### What is needed
Give back the whole listing exactly as it is written.

### The data
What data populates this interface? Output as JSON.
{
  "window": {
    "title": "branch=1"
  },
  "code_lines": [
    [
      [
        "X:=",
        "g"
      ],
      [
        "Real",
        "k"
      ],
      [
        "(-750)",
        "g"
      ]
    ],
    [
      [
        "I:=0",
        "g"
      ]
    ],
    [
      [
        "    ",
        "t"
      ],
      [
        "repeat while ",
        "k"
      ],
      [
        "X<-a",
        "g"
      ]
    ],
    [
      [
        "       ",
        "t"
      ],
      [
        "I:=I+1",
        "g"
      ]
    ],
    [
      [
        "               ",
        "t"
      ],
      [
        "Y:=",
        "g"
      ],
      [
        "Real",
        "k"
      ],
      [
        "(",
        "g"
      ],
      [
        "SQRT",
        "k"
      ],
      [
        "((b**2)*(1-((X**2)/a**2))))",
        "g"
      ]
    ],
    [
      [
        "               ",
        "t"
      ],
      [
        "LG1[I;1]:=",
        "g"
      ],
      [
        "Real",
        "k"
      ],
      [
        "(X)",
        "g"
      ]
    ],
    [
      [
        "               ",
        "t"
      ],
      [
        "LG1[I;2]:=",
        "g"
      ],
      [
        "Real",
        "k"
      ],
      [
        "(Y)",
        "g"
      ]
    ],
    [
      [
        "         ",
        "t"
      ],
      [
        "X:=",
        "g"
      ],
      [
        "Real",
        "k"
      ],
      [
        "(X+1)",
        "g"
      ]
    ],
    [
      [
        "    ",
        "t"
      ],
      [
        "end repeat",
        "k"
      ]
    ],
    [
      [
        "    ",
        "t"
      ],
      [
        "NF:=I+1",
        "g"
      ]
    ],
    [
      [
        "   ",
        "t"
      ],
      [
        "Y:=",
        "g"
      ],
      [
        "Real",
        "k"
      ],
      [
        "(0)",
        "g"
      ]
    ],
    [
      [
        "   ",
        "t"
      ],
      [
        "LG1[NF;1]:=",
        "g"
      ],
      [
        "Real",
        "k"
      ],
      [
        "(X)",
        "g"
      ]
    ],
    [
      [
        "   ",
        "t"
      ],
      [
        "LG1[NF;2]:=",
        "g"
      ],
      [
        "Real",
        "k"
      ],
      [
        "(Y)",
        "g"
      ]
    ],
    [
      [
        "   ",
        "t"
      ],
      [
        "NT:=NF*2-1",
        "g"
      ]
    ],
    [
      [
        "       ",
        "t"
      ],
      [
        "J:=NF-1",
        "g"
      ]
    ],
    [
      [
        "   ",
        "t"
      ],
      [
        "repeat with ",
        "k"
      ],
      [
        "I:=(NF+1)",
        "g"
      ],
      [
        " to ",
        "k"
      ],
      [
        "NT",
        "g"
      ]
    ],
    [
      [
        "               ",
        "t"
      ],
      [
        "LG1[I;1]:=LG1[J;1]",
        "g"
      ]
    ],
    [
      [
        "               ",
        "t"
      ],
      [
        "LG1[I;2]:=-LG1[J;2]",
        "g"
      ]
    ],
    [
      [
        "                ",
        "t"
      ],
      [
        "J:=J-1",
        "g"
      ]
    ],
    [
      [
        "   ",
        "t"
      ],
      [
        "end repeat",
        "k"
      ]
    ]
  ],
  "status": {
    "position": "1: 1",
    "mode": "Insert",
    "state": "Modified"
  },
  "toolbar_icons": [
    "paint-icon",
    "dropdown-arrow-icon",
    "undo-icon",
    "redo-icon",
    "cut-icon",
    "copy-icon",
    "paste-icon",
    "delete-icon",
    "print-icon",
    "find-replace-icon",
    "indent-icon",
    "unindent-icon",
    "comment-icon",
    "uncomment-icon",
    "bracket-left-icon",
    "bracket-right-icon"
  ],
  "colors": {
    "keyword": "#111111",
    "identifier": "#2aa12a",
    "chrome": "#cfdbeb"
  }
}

### Result for this task
What data populates this interface? Output as JSON.
{
  "window": {
    "title": "branch=1"
  },
  "code_lines": [
    [
      [
        "X:=",
        "g"
      ],
      [
        "Real",
        "k"
      ],
      [
        "(-750)",
        "g"
      ]
    ],
    [
      [
        "I:=0",
        "g"
      ]
    ],
    [
      [
        "    ",
        "t"
      ],
      [
        "repeat while ",
        "k"
      ],
      [
        "X<-a",
        "g"
      ]
    ],
    [
      [
        "       ",
        "t"
      ],
      [
        "I:=I+1",
        "g"
      ]
    ],
    [
      [
        "               ",
        "t"
      ],
      [
        "Y:=",
        "g"
      ],
      [
        "Real",
        "k"
      ],
      [
        "(",
        "g"
      ],
      [
        "SQRT",
        "k"
      ],
      [
        "((b**2)*(1-((X**2)/a**2))))",
        "g"
      ]
    ],
    [
      [
        "               ",
        "t"
      ],
      [
        "LG1[I;1]:=",
        "g"
      ],
      [
        "Real",
        "k"
      ],
      [
        "(X)",
        "g"
      ]
    ],
    [
      [
        "               ",
        "t"
      ],
      [
        "LG1[I;2]:=",
        "g"
      ],
      [
        "Real",
        "k"
      ],
      [
        "(Y)",
        "g"
      ]
    ],
    [
      [
        "         ",
        "t"
      ],
      [
        "X:=",
        "g"
      ],
      [
        "Real",
        "k"
      ],
      [
        "(X+1)",
        "g"
      ]
    ],
    [
      [
        "    ",
        "t"
      ],
      [
        "end repeat",
        "k"
      ]
    ],
    [
      [
        "    ",
        "t"
      ],
      [
        "NF:=I+1",
        "g"
      ]
    ],
    [
      [
        "   ",
        "t"
      ],
      [
        "Y:=",
        "g"
      ],
      [
        "Real",
        "k"
      ],
      [
        "(0)",
        "g"
      ]
    ],
    [
      [
        "   ",
        "t"
      ],
      [
        "LG1[NF;1]:=",
        "g"
      ],
      [
        "Real",
        "k"
      ],
      [
        "(X)",
        "g"
      ]
    ],
    [
      [
        "   ",
        "t"
      ],
      [
        "LG1[NF;2]:=",
        "g"
      ],
      [
        "Real",
        "k"
      ],
      [
        "(Y)",
        "g"
      ]
    ],
    [
      [
        "   ",
        "t"
      ],
      [
        "NT:=NF*2-1",
        "g"
      ]
    ],
    [
      [
        "       ",
        "t"
      ],
      [
        "J:=NF-1",
        "g"
      ]
    ],
    [
      [
        "   ",
        "t"
      ],
      [
        "repeat with ",
        "k"
      ],
      [
        "I:=(NF+1)",
        "g"
      ],
      [
        " to ",
        "k"
      ],
      [
        "NT",
        "g"
      ]
    ],
    [
      [
        "               ",
        "t"
      ],
      [
        "LG1[I;1]:=LG1[J;1]",
        "g"
      ]
    ],
    [
      [
        "               ",
        "t"
      ],
      [
        "LG1[I;2]:=-LG1[J;2]",
        "g"
      ]
    ],
    [
      [
        "                ",
        "t"
      ],
      [
        "J:=J-1",
        "g"
      ]
    ],
    [
      [
        "   ",
        "t"
      ],
      [
        "end repeat",
        "k"
      ]
    ]
  ],
  "status": {
    "position": "1: 1",
    "mode": "Insert",
    "state": "Modified"
  },
  "toolbar_icons": [
    "paint-icon",
    "dropdown-arrow-icon",
    "undo-icon",
    "redo-icon",
    "cut-icon",
    "copy-icon",
    "paste-icon",
    "delete-icon",
    "print-icon",
    "find-replace-icon",
    "indent-icon",
    "unindent-icon",
    "comment-icon",
    "uncomment-icon",
    "bracket-left-icon",
    "bracket-right-icon"
  ],
  "colors": {
    "keyword": "#111111",
    "identifier": "#2aa12a",
    "chrome": "#cfdbeb"
  }
}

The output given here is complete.